Wherever men and women may gather and quaff the beverage, there, will countless fish products be dispensed. Stripped salt pollock, tasty cubes of salt cod, delicious smoked herring. Maine sardines, even fillets of fresh cooked fish and fish strips were among the fish products that were to be found in demand in the earlier days. There was a deep psychology between beer and ocean products. Beer and fried oysters or clams; beer and sardines; beer and boiled lobsters; beer and fish cakes; or was it musty ale and broiled lives [live lobsters] that packed cafes with well fed people? Already fishermen all up and down the coast are greatly heartened. They want the “new deal” President Roosevelt has promised, and they like the prompt manner in which he is handing out the cards. Just last season it was declared not a sardine factory would open on the Maine coast this year. But despite crushing competition, they now see light ahead, and many are planning an early opening. Weir men who declared they were absolutely through are busy rebuilding their weirs with encouraging confidence. The attractively packaged and tasty salt and smoked fish products are, according to most fish folk, due for a come-back. With the greatly broadened markets bound to come along with beer, there seems to be a much brighter future ahead for this trade. Briefly, beer spells better times for the fishermen; more money
Now there’s a great expression, the “deep psychology” between fish and beer.
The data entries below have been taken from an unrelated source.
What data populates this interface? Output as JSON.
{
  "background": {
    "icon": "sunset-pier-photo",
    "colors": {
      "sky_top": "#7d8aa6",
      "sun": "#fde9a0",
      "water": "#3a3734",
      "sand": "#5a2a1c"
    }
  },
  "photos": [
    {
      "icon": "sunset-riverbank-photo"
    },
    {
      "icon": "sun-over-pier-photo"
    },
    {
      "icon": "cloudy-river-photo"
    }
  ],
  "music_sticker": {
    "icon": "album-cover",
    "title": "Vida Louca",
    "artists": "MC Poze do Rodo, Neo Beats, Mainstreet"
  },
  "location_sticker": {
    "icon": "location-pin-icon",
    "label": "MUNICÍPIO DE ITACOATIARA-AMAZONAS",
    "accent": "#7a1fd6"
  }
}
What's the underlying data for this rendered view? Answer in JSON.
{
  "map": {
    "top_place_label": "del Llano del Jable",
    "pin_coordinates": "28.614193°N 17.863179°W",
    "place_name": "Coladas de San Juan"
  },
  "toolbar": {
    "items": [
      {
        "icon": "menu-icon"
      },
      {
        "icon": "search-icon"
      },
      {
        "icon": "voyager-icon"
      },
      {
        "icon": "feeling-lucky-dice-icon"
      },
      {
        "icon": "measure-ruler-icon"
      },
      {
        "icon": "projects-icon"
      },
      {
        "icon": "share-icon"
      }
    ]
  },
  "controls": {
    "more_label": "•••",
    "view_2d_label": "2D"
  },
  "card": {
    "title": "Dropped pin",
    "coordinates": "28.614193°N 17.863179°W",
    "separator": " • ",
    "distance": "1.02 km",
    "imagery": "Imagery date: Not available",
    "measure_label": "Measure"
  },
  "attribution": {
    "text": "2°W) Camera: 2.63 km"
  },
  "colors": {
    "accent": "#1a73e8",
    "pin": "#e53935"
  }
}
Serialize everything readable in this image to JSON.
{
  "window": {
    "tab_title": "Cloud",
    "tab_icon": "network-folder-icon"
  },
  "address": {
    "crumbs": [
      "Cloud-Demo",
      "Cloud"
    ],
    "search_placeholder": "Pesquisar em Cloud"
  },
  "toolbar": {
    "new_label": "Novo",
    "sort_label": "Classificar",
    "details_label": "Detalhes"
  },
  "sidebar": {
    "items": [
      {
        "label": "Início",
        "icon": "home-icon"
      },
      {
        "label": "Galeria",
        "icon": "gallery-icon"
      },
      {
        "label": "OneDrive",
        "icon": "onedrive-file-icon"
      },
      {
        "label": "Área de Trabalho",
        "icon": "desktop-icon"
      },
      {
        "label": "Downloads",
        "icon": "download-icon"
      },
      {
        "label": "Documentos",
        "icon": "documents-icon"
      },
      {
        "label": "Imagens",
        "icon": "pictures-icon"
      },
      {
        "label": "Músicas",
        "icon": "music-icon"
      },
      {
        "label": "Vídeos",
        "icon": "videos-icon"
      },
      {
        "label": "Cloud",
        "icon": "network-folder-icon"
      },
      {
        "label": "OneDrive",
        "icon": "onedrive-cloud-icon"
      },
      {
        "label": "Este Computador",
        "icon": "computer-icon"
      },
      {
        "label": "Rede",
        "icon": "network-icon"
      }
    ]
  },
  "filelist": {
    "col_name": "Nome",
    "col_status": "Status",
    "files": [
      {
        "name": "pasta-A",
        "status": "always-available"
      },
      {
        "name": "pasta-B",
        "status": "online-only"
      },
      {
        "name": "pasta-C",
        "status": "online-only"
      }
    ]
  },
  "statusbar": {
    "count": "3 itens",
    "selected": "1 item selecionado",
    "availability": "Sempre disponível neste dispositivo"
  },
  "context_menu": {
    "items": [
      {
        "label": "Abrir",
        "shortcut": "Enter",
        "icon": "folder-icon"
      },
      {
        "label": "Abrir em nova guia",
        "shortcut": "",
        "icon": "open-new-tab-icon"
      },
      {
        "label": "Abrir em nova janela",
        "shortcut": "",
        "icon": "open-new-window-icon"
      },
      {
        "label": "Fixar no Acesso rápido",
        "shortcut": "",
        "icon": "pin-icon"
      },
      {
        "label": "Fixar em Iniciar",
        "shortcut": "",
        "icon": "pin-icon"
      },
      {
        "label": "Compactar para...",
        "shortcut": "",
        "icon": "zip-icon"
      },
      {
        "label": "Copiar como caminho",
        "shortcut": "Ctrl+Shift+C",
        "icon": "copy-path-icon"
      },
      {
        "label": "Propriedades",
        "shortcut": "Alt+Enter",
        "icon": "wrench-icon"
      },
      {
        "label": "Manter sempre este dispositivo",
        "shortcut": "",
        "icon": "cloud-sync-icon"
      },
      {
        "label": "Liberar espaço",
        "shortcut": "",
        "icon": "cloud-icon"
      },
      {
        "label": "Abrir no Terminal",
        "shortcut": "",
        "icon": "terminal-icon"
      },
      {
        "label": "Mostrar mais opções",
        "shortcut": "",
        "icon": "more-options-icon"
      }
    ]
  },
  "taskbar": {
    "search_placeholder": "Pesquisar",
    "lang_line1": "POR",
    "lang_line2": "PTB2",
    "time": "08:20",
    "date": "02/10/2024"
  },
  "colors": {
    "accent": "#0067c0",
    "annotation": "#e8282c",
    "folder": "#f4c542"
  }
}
No full-length book could put it better than a prewar trade publication did.